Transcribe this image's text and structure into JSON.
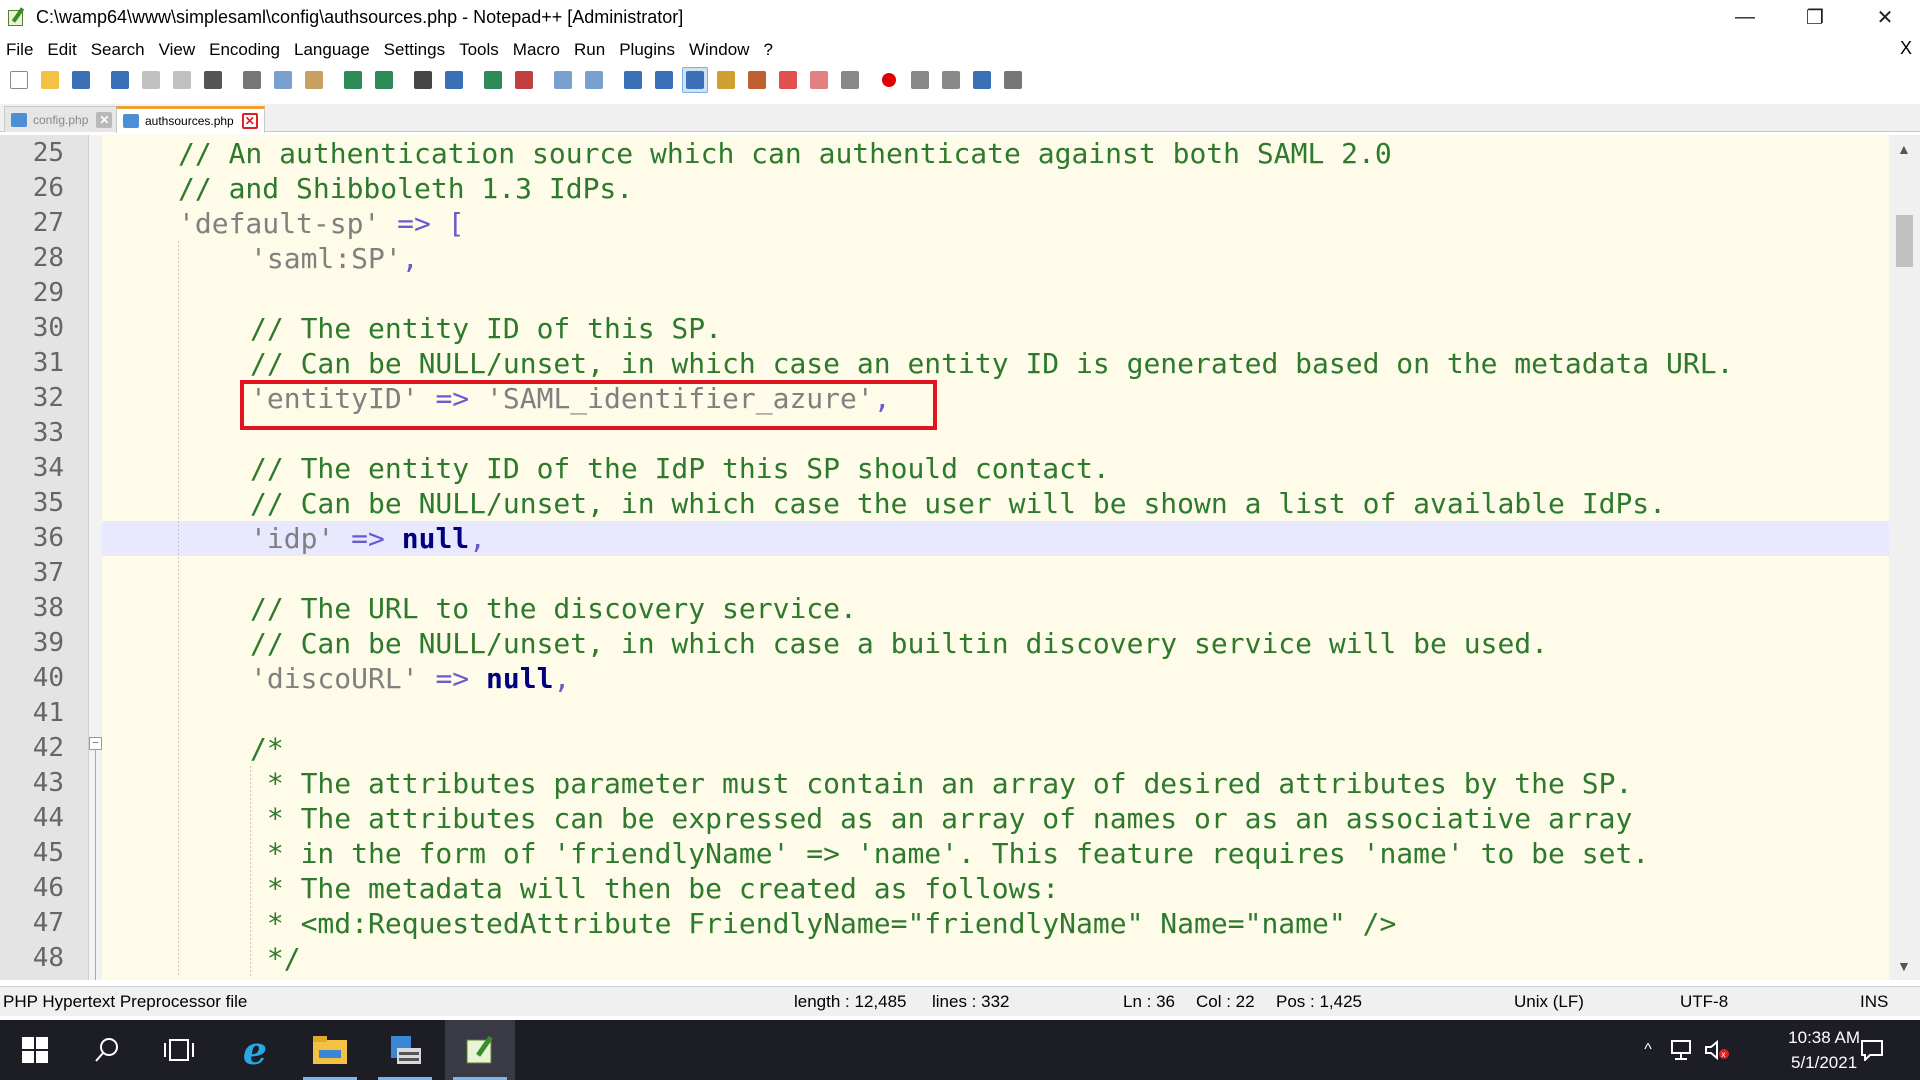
{
  "window": {
    "title": "C:\\wamp64\\www\\simplesaml\\config\\authsources.php - Notepad++ [Administrator]",
    "minimize": "—",
    "restore": "❐",
    "close": "✕"
  },
  "menu": {
    "items": [
      "File",
      "Edit",
      "Search",
      "View",
      "Encoding",
      "Language",
      "Settings",
      "Tools",
      "Macro",
      "Run",
      "Plugins",
      "Window",
      "?"
    ],
    "close_doc": "X"
  },
  "toolbar": {
    "icons": [
      "new-file-icon",
      "open-file-icon",
      "save-icon",
      "save-all-icon",
      "close-icon",
      "close-all-icon",
      "print-icon",
      "cut-icon",
      "copy-icon",
      "paste-icon",
      "undo-icon",
      "redo-icon",
      "find-icon",
      "replace-icon",
      "zoom-in-icon",
      "zoom-out-icon",
      "sync-v-icon",
      "sync-h-icon",
      "wrap-icon",
      "show-all-chars-icon",
      "indent-guide-icon",
      "udl-icon",
      "doc-map-icon",
      "function-list-icon",
      "folder-workspace-icon",
      "monitoring-icon",
      "record-macro-icon",
      "stop-macro-icon",
      "play-macro-icon",
      "run-macro-multiple-icon",
      "save-macro-icon"
    ]
  },
  "tabs": [
    {
      "label": "config.php",
      "active": false
    },
    {
      "label": "authsources.php",
      "active": true
    }
  ],
  "editor": {
    "lines": [
      {
        "n": "25",
        "indent": 1,
        "tokens": [
          {
            "t": "comment",
            "v": "// An authentication source which can authenticate against both SAML 2.0"
          }
        ]
      },
      {
        "n": "26",
        "indent": 1,
        "tokens": [
          {
            "t": "comment",
            "v": "// and Shibboleth 1.3 IdPs."
          }
        ]
      },
      {
        "n": "27",
        "indent": 1,
        "tokens": [
          {
            "t": "str",
            "v": "'default-sp'"
          },
          {
            "t": "txt",
            "v": " "
          },
          {
            "t": "op",
            "v": "=>"
          },
          {
            "t": "txt",
            "v": " "
          },
          {
            "t": "op",
            "v": "["
          }
        ]
      },
      {
        "n": "28",
        "indent": 2,
        "tokens": [
          {
            "t": "str",
            "v": "'saml:SP'"
          },
          {
            "t": "op",
            "v": ","
          }
        ]
      },
      {
        "n": "29",
        "indent": 0,
        "tokens": []
      },
      {
        "n": "30",
        "indent": 2,
        "tokens": [
          {
            "t": "comment",
            "v": "// The entity ID of this SP."
          }
        ]
      },
      {
        "n": "31",
        "indent": 2,
        "tokens": [
          {
            "t": "comment",
            "v": "// Can be NULL/unset, in which case an entity ID is generated based on the metadata URL."
          }
        ]
      },
      {
        "n": "32",
        "indent": 2,
        "tokens": [
          {
            "t": "str",
            "v": "'entityID'"
          },
          {
            "t": "txt",
            "v": " "
          },
          {
            "t": "op",
            "v": "=>"
          },
          {
            "t": "txt",
            "v": " "
          },
          {
            "t": "str",
            "v": "'SAML_identifier_azure'"
          },
          {
            "t": "op",
            "v": ","
          }
        ]
      },
      {
        "n": "33",
        "indent": 0,
        "tokens": []
      },
      {
        "n": "34",
        "indent": 2,
        "tokens": [
          {
            "t": "comment",
            "v": "// The entity ID of the IdP this SP should contact."
          }
        ]
      },
      {
        "n": "35",
        "indent": 2,
        "tokens": [
          {
            "t": "comment",
            "v": "// Can be NULL/unset, in which case the user will be shown a list of available IdPs."
          }
        ]
      },
      {
        "n": "36",
        "indent": 2,
        "current": true,
        "tokens": [
          {
            "t": "str",
            "v": "'idp'"
          },
          {
            "t": "txt",
            "v": " "
          },
          {
            "t": "op",
            "v": "=>"
          },
          {
            "t": "txt",
            "v": " "
          },
          {
            "t": "kw",
            "v": "null"
          },
          {
            "t": "op",
            "v": ","
          }
        ]
      },
      {
        "n": "37",
        "indent": 0,
        "tokens": []
      },
      {
        "n": "38",
        "indent": 2,
        "tokens": [
          {
            "t": "comment",
            "v": "// The URL to the discovery service."
          }
        ]
      },
      {
        "n": "39",
        "indent": 2,
        "tokens": [
          {
            "t": "comment",
            "v": "// Can be NULL/unset, in which case a builtin discovery service will be used."
          }
        ]
      },
      {
        "n": "40",
        "indent": 2,
        "tokens": [
          {
            "t": "str",
            "v": "'discoURL'"
          },
          {
            "t": "txt",
            "v": " "
          },
          {
            "t": "op",
            "v": "=>"
          },
          {
            "t": "txt",
            "v": " "
          },
          {
            "t": "kw",
            "v": "null"
          },
          {
            "t": "op",
            "v": ","
          }
        ]
      },
      {
        "n": "41",
        "indent": 0,
        "tokens": []
      },
      {
        "n": "42",
        "indent": 2,
        "tokens": [
          {
            "t": "comment",
            "v": "/*"
          }
        ]
      },
      {
        "n": "43",
        "indent": 2,
        "tokens": [
          {
            "t": "comment",
            "v": " * The attributes parameter must contain an array of desired attributes by the SP."
          }
        ]
      },
      {
        "n": "44",
        "indent": 2,
        "tokens": [
          {
            "t": "comment",
            "v": " * The attributes can be expressed as an array of names or as an associative array"
          }
        ]
      },
      {
        "n": "45",
        "indent": 2,
        "tokens": [
          {
            "t": "comment",
            "v": " * in the form of 'friendlyName' => 'name'. This feature requires 'name' to be set."
          }
        ]
      },
      {
        "n": "46",
        "indent": 2,
        "tokens": [
          {
            "t": "comment",
            "v": " * The metadata will then be created as follows:"
          }
        ]
      },
      {
        "n": "47",
        "indent": 2,
        "tokens": [
          {
            "t": "comment",
            "v": " * <md:RequestedAttribute FriendlyName=\"friendlyName\" Name=\"name\" />"
          }
        ]
      },
      {
        "n": "48",
        "indent": 2,
        "tokens": [
          {
            "t": "comment",
            "v": " */"
          }
        ]
      }
    ]
  },
  "statusbar": {
    "filetype": "PHP Hypertext Preprocessor file",
    "length": "length : 12,485",
    "lines": "lines : 332",
    "ln": "Ln : 36",
    "col": "Col : 22",
    "pos": "Pos : 1,425",
    "eol": "Unix (LF)",
    "encoding": "UTF-8",
    "mode": "INS"
  },
  "taskbar": {
    "time": "10:38 AM",
    "date": "5/1/2021"
  },
  "colors": {
    "editor_bg": "#fefbe8",
    "current_line": "#e8e8ff",
    "comment": "#2d7a2d",
    "string": "#808080",
    "keyword": "#000080",
    "highlight_box": "#e0141e"
  }
}
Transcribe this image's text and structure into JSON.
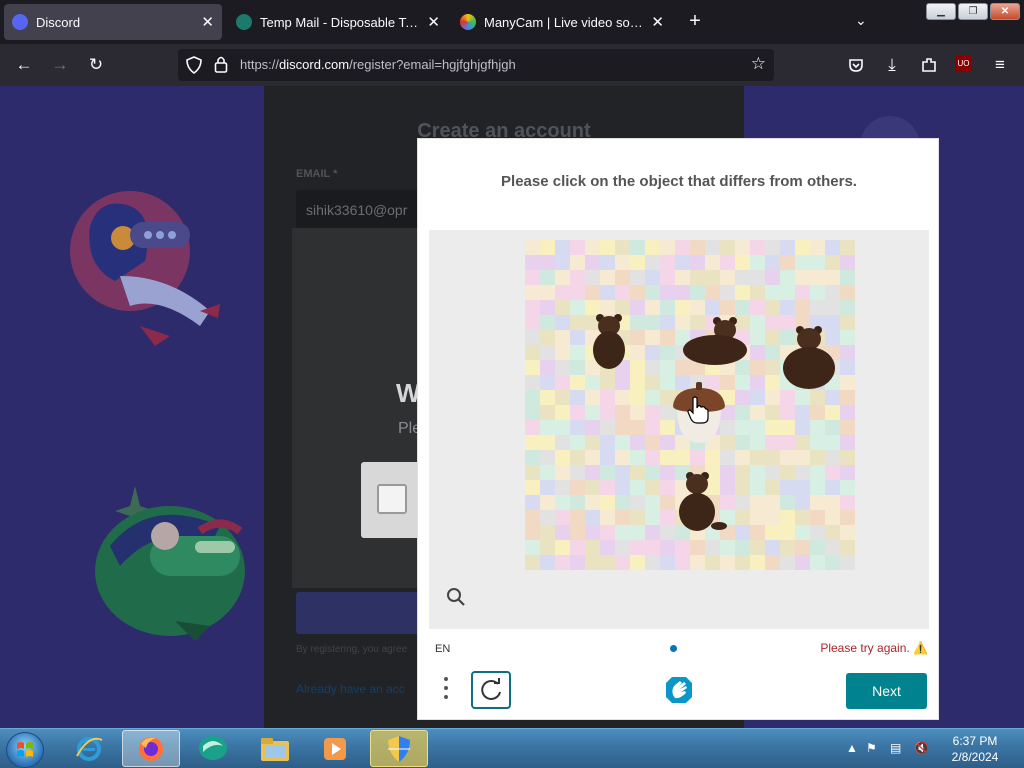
{
  "browser": {
    "tabs": [
      {
        "title": "Discord",
        "active": true
      },
      {
        "title": "Temp Mail - Disposable Tempo"
      },
      {
        "title": "ManyCam | Live video software"
      }
    ],
    "new_tab": "+",
    "url_domain": "discord.com",
    "url_prefix": "https://",
    "url_path": "/register?email=hgjfghjgfhjgh"
  },
  "page": {
    "title": "Create an account",
    "email_label": "EMAIL *",
    "email_value": "sihik33610@opr",
    "captcha_title": "W",
    "captcha_sub": "Ple",
    "fineprint": "By registering, you agree",
    "login_link": "Already have an acc"
  },
  "captcha": {
    "prompt": "Please click on the object that differs from others.",
    "language": "EN",
    "error": "Please try again. ⚠️",
    "next_label": "Next"
  },
  "taskbar": {
    "time": "6:37 PM",
    "date": "2/8/2024"
  },
  "colors": {
    "accent": "#00838f",
    "error": "#a8262b",
    "discord_bg": "#2d2b6b"
  }
}
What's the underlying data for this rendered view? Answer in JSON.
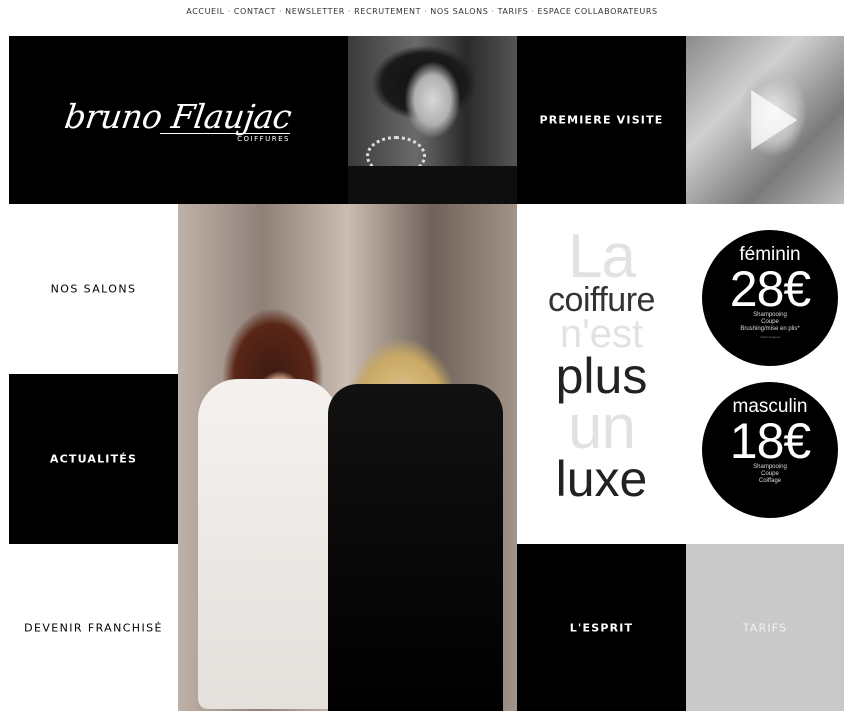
{
  "nav": {
    "items": [
      "ACCUEIL",
      "CONTACT",
      "NEWSLETTER",
      "RECRUTEMENT",
      "NOS SALONS",
      "TARIFS",
      "ESPACE COLLABORATEURS"
    ],
    "separator": "·"
  },
  "logo": {
    "script": "bruno Flaujac",
    "sub": "COIFFURES"
  },
  "tiles": {
    "premiere_visite": "PREMIERE VISITE",
    "nos_salons": "NOS SALONS",
    "actualites": "ACTUALITÉS",
    "devenir_franchise": "DEVENIR FRANCHISÉ",
    "esprit": "L'ESPRIT",
    "tarifs": "TARIFS"
  },
  "slogan": {
    "line1": "La",
    "line2": "coiffure",
    "line3": "n'est",
    "line4": "plus",
    "line5": "un",
    "line6": "luxe"
  },
  "prices": {
    "feminin": {
      "title": "féminin",
      "price": "28€",
      "details": [
        "Shampooing",
        "Coupe",
        "Brushing/mise en plis*"
      ],
      "fine": "*selon longueur"
    },
    "masculin": {
      "title": "masculin",
      "price": "18€",
      "details": [
        "Shampooing",
        "Coupe",
        "Coiffage"
      ]
    }
  },
  "icons": {
    "video_play": "play-icon"
  },
  "colors": {
    "black": "#000000",
    "white": "#ffffff",
    "grey_tile": "#c9c9c9",
    "slogan_light": "#e2e2e2",
    "slogan_dark": "#222222"
  }
}
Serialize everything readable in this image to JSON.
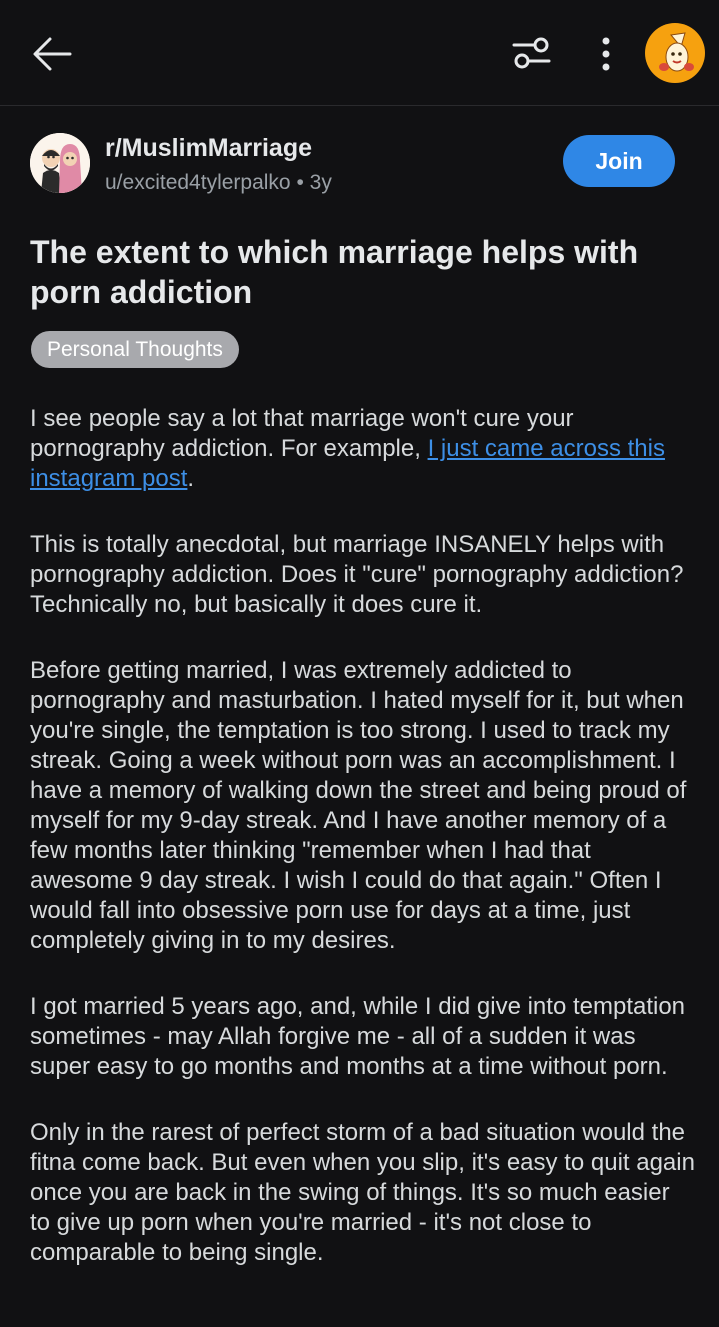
{
  "header": {
    "back_icon": "arrow-left-icon",
    "filter_icon": "sliders-icon",
    "more_icon": "vertical-dots-icon",
    "user_avatar": "user-avatar-orange"
  },
  "post": {
    "subreddit": "r/MuslimMarriage",
    "author": "u/excited4tylerpalko",
    "separator": "•",
    "age": "3y",
    "join_label": "Join",
    "title": "The extent to which marriage helps with porn addiction",
    "flair": "Personal Thoughts",
    "p1_text": "I see people say a lot that marriage won't cure your pornography addiction. For example, ",
    "p1_link": "I just came across this instagram post",
    "p1_end": ".",
    "p2": "This is totally anecdotal, but marriage INSANELY helps with pornography addiction. Does it \"cure\" pornography addiction? Technically no, but basically it does cure it.",
    "p3": "Before getting married, I was extremely addicted to pornography and masturbation. I hated myself for it, but when you're single, the temptation is too strong. I used to track my streak. Going a week without porn was an accomplishment. I have a memory of walking down the street and being proud of myself for my 9-day streak. And I have another memory of a few months later thinking \"remember when I had that awesome 9 day streak. I wish I could do that again.\" Often I would fall into obsessive porn use for days at a time, just completely giving in to my desires.",
    "p4": "I got married 5 years ago, and, while I did give into temptation sometimes - may Allah forgive me - all of a sudden it was super easy to go months and months at a time without porn.",
    "p5": "Only in the rarest of perfect storm of a bad situation would the fitna come back. But even when you slip, it's easy to quit again once you are back in the swing of things. It's so much easier to give up porn when you're married - it's not close to comparable to being single."
  },
  "colors": {
    "background": "#111113",
    "join": "#2f87e6",
    "link": "#3d8fe6",
    "flair": "#a8a9ad",
    "avatar": "#f6a10f"
  }
}
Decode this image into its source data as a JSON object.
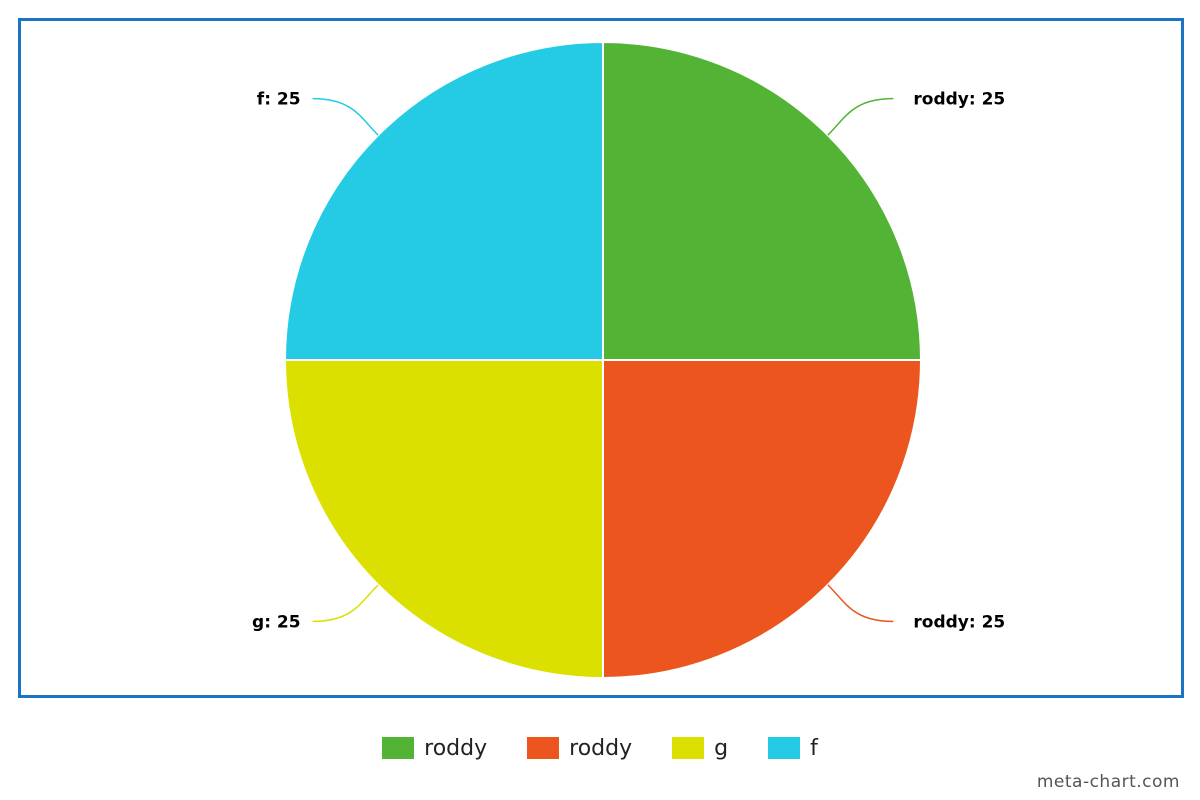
{
  "chart_data": {
    "type": "pie",
    "slices": [
      {
        "label": "roddy",
        "value": 25,
        "color": "#52b335",
        "data_label": "roddy: 25"
      },
      {
        "label": "roddy",
        "value": 25,
        "color": "#ec561e",
        "data_label": "roddy: 25"
      },
      {
        "label": "g",
        "value": 25,
        "color": "#dce000",
        "data_label": "g: 25"
      },
      {
        "label": "f",
        "value": 25,
        "color": "#25cbe4",
        "data_label": "f: 25"
      }
    ],
    "legend_position": "bottom",
    "slice_border_color": "#ffffff",
    "frame_border_color": "#1a73c5"
  },
  "watermark": "meta-chart.com"
}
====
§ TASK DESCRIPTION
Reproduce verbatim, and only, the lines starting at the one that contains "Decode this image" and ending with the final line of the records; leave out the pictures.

§ RESPONSE TO THIS TASK
Decode this image into its source data as a JSON object.
{
  "chart_data": {
    "type": "pie",
    "slices": [
      {
        "label": "roddy",
        "value": 25,
        "color": "#52b335",
        "data_label": "roddy: 25"
      },
      {
        "label": "roddy",
        "value": 25,
        "color": "#ec561e",
        "data_label": "roddy: 25"
      },
      {
        "label": "g",
        "value": 25,
        "color": "#dce000",
        "data_label": "g: 25"
      },
      {
        "label": "f",
        "value": 25,
        "color": "#25cbe4",
        "data_label": "f: 25"
      }
    ],
    "legend_position": "bottom",
    "slice_border_color": "#ffffff",
    "frame_border_color": "#1a73c5"
  },
  "watermark": "meta-chart.com"
}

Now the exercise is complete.